Collection entries
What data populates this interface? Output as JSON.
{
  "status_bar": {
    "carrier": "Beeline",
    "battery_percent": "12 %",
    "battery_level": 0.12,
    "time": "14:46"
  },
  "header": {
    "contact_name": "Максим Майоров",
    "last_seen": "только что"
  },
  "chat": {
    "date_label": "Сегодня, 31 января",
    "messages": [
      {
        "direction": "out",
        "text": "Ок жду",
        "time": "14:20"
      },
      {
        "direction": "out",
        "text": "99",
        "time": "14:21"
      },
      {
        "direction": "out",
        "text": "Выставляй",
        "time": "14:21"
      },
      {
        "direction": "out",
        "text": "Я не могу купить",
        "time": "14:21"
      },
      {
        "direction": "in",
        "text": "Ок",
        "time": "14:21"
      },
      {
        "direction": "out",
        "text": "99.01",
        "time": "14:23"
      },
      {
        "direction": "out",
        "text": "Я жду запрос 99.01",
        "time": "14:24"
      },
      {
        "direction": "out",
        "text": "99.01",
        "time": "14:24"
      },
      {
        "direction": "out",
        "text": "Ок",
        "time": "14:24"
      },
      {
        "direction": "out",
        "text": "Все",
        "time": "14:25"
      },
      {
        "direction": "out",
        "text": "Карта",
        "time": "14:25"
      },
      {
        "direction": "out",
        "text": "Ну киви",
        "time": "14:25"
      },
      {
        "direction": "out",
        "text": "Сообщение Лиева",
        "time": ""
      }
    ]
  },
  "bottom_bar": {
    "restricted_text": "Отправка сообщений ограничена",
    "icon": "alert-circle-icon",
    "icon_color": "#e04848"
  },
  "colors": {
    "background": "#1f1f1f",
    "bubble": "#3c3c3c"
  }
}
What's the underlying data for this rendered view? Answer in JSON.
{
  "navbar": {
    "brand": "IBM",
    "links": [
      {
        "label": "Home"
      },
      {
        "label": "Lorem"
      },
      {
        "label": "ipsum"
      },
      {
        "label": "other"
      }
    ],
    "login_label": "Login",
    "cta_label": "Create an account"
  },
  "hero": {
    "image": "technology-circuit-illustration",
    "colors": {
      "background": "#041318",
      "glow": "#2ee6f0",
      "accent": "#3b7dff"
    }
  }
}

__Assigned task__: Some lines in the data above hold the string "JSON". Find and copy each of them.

__Task answer__:
What data populates this interface? Output as JSON.
What's the underlying data for this rendered view? Answer in JSON.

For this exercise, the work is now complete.